Task to complete »
Copy the data below exactly, omitting any picture it contains.

Listed records »
*** Block opens ***

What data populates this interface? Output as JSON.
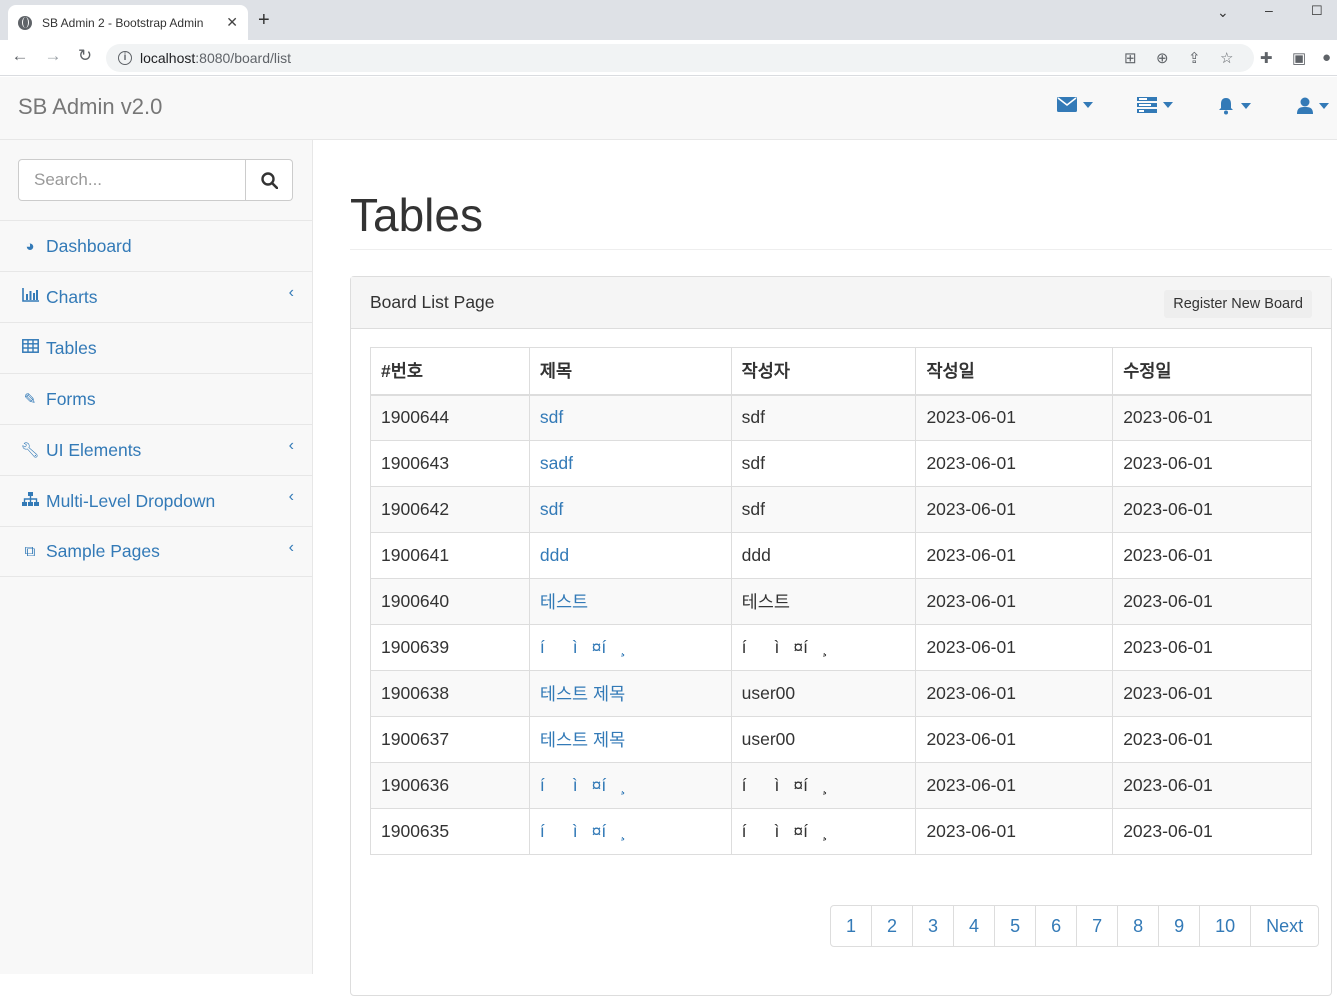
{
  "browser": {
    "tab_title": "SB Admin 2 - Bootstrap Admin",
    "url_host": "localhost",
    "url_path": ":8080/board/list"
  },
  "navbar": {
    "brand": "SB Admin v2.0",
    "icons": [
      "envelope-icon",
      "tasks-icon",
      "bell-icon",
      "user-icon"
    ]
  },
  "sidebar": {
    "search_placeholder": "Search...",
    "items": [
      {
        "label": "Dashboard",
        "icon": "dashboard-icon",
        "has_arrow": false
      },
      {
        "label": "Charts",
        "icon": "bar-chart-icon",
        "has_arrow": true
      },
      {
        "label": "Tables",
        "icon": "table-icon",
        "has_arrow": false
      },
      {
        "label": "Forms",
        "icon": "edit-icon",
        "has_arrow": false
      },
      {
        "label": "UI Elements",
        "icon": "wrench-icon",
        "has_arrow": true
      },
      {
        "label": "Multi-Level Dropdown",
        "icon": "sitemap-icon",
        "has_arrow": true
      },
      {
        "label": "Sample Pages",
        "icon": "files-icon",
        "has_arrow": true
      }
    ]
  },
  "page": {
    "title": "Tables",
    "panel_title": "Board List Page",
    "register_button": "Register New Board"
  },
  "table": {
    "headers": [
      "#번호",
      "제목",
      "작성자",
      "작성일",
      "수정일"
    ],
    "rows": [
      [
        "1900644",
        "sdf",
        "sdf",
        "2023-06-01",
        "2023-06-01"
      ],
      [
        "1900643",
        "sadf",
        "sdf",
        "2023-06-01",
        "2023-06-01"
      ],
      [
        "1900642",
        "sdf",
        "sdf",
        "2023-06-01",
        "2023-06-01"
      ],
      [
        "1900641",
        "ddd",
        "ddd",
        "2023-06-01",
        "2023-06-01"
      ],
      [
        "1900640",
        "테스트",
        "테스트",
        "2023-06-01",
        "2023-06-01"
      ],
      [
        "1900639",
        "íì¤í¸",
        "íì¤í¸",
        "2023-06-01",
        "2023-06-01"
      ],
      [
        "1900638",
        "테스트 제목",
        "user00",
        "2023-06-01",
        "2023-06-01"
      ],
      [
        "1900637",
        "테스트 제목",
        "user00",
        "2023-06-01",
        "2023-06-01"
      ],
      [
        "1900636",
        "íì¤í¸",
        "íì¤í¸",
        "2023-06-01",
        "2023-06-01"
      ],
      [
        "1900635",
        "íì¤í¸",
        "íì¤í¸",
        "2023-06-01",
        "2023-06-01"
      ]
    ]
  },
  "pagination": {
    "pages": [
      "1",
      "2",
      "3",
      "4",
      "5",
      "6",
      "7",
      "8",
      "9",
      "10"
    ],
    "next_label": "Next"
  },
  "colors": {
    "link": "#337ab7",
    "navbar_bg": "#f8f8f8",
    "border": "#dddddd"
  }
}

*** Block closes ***

Written solution »
What data populates this interface? Output as JSON.
{
  "browser": {
    "tab_title": "SB Admin 2 - Bootstrap Admin",
    "url_host": "localhost",
    "url_path": ":8080/board/list"
  },
  "navbar": {
    "brand": "SB Admin v2.0",
    "icons": [
      "envelope-icon",
      "tasks-icon",
      "bell-icon",
      "user-icon"
    ]
  },
  "sidebar": {
    "search_placeholder": "Search...",
    "items": [
      {
        "label": "Dashboard",
        "icon": "dashboard-icon",
        "has_arrow": false
      },
      {
        "label": "Charts",
        "icon": "bar-chart-icon",
        "has_arrow": true
      },
      {
        "label": "Tables",
        "icon": "table-icon",
        "has_arrow": false
      },
      {
        "label": "Forms",
        "icon": "edit-icon",
        "has_arrow": false
      },
      {
        "label": "UI Elements",
        "icon": "wrench-icon",
        "has_arrow": true
      },
      {
        "label": "Multi-Level Dropdown",
        "icon": "sitemap-icon",
        "has_arrow": true
      },
      {
        "label": "Sample Pages",
        "icon": "files-icon",
        "has_arrow": true
      }
    ]
  },
  "page": {
    "title": "Tables",
    "panel_title": "Board List Page",
    "register_button": "Register New Board"
  },
  "table": {
    "headers": [
      "#번호",
      "제목",
      "작성자",
      "작성일",
      "수정일"
    ],
    "rows": [
      [
        "1900644",
        "sdf",
        "sdf",
        "2023-06-01",
        "2023-06-01"
      ],
      [
        "1900643",
        "sadf",
        "sdf",
        "2023-06-01",
        "2023-06-01"
      ],
      [
        "1900642",
        "sdf",
        "sdf",
        "2023-06-01",
        "2023-06-01"
      ],
      [
        "1900641",
        "ddd",
        "ddd",
        "2023-06-01",
        "2023-06-01"
      ],
      [
        "1900640",
        "테스트",
        "테스트",
        "2023-06-01",
        "2023-06-01"
      ],
      [
        "1900639",
        "íì¤í¸",
        "íì¤í¸",
        "2023-06-01",
        "2023-06-01"
      ],
      [
        "1900638",
        "테스트 제목",
        "user00",
        "2023-06-01",
        "2023-06-01"
      ],
      [
        "1900637",
        "테스트 제목",
        "user00",
        "2023-06-01",
        "2023-06-01"
      ],
      [
        "1900636",
        "íì¤í¸",
        "íì¤í¸",
        "2023-06-01",
        "2023-06-01"
      ],
      [
        "1900635",
        "íì¤í¸",
        "íì¤í¸",
        "2023-06-01",
        "2023-06-01"
      ]
    ]
  },
  "pagination": {
    "pages": [
      "1",
      "2",
      "3",
      "4",
      "5",
      "6",
      "7",
      "8",
      "9",
      "10"
    ],
    "next_label": "Next"
  },
  "colors": {
    "link": "#337ab7",
    "navbar_bg": "#f8f8f8",
    "border": "#dddddd"
  }
}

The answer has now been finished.